The oil streaks from the engine bay of this diesel locomotive were made by spraying a light coat of matt black paint and then dragging a slightly damp brush wetted with thinners over it in a vertical direction.

What you need:

An airbrush, a facemask that will work with small particle sizes, compressor and a spray booth with access to the outside of the premises.

Pros and cons:

+ Wide range of effects possible

+ Airbrush can be used for respraying models too with much better results than with a brush

- You need a quality airbrush, compressor and somewhere to spray

- Can be expensive initial outlay for the best equipment

- Takes longer to learn than other methods

- Harder to reverse mistakes

- Airbrushes need regular maintenance and proper care


Dust the model first with a clean brush to remove deposits. If the model has been handled a lot, or has high level of dust accumulation, wash with water and a mild detergent may be necessary. If the item being weathered is a locomotive then separate the chassis to avoid getting the mechanism wet.

You can use any model railway weathering paint and thin to the normal consistency that you use for general airbrushing. You may have to spray from a close distance to get some effects.

Hold a piece of card in front of the model and spray onto this until you are happy with the amount of paint being deposited. Then, keeping the airbrush control in the same position, move the card out of the way so that the flow is directed onto the model.

Any airbrush will allow you to add a general overall coat for fading effects, but for more controlled weathering you will need a dual action model with a narrow nozzle that is capable of producing fine lines.

Top Tip: To get the best light, work near a window or even outside.



weathered walls of a sand house

The walls on this sand house were weathered using layers of washes.

Weathered shark wagon in oo gauge

The fading on this Shark was achieved using washes of paint.

What you need:

Brushes, paint and some thinners to match the paint used

Pros and cons:

+ Little equipment needed

+ Cheap          

- Limited affects possible.
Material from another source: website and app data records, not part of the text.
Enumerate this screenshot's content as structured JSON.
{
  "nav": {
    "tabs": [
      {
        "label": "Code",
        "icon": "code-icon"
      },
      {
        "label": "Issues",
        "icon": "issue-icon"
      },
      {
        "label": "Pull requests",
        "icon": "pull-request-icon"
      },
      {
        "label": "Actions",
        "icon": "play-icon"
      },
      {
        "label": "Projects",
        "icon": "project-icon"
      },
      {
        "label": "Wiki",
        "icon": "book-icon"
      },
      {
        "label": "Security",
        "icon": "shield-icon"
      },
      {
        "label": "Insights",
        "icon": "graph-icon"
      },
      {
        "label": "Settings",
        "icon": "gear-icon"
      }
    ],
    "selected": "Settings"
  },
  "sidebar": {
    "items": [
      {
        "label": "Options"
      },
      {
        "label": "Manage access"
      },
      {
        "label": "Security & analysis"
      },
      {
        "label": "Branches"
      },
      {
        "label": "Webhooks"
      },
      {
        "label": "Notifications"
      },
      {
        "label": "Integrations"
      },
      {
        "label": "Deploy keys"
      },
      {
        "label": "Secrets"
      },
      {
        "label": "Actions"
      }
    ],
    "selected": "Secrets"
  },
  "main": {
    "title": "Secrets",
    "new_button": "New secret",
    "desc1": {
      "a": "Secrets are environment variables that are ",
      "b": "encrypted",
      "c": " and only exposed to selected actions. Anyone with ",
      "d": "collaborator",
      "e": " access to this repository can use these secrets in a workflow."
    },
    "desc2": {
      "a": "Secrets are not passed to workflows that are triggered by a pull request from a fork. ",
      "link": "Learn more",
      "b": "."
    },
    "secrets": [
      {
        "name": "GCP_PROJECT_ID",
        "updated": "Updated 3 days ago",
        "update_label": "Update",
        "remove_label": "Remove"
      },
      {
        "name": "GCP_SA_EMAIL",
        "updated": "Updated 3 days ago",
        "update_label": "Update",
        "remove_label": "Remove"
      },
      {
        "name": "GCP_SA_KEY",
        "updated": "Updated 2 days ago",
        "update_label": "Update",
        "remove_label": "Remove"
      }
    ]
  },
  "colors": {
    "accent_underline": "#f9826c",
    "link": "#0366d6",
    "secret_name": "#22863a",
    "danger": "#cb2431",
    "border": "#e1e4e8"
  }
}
Best combined with other methods

- Good ventilation needed

- Can affect existing paintwork so care is needed


Washes are diluted layers of paint used to produce translucent affects and deposit paint into recesses. It is a good technique to combine with dry brushing.

Ensure the model is clean. Small accumulations of dust can be removed with a brush, but for finger marks and heavy accumulations of dust you will need to wash the model with a mild detergent. If the item being weathered is a locomotive then separate the chassis.

Deposit some of your model railway weathering colour into a small container. Now add an appropriate thinner. The amount to add will need some experimentation, but the greater the opacity the stronger the effect. I would use at least 50% thinners to paint, but might go as high at 90% if necessary. Remember that you can always wait for the affect to dry and then add a further layer.

Brush the wash over the model in a thin layer. You will find that the pigments in the paint tend to accumulate in the corners of detail.  If there is too much of the underlying paint being covered then wipe off the excess with a cloth or cotton bud just leaving it in the recesses.

The one drawback to this method is that the thinner could disturb any paint or decals already on the model, therefore, you might like to test it first on an unobtrusive area. Don’t overwork the thinner by brushing it more than necessary. If you know what paint was used in the existing layer then use another for the weathering layer.

Top Tip: This technique is great for adding rust around rivet heads.



Weathering model trains is a really effective way to add realism to your layout and it’s achievable by modellers of all abilities. It’s a real trial and error technique but you’ll soon be producing impressive results on your model railway trains and buildings.

Over the coming months we’ll be adding more step-by-step weathering articles to our ‘Techniques’ area of this website. Keep an eye out for these and follow the guides to further improve your model railway weathering.

Read our step-by-step guide to weathering a locomotive using paint washes and powders. Click here.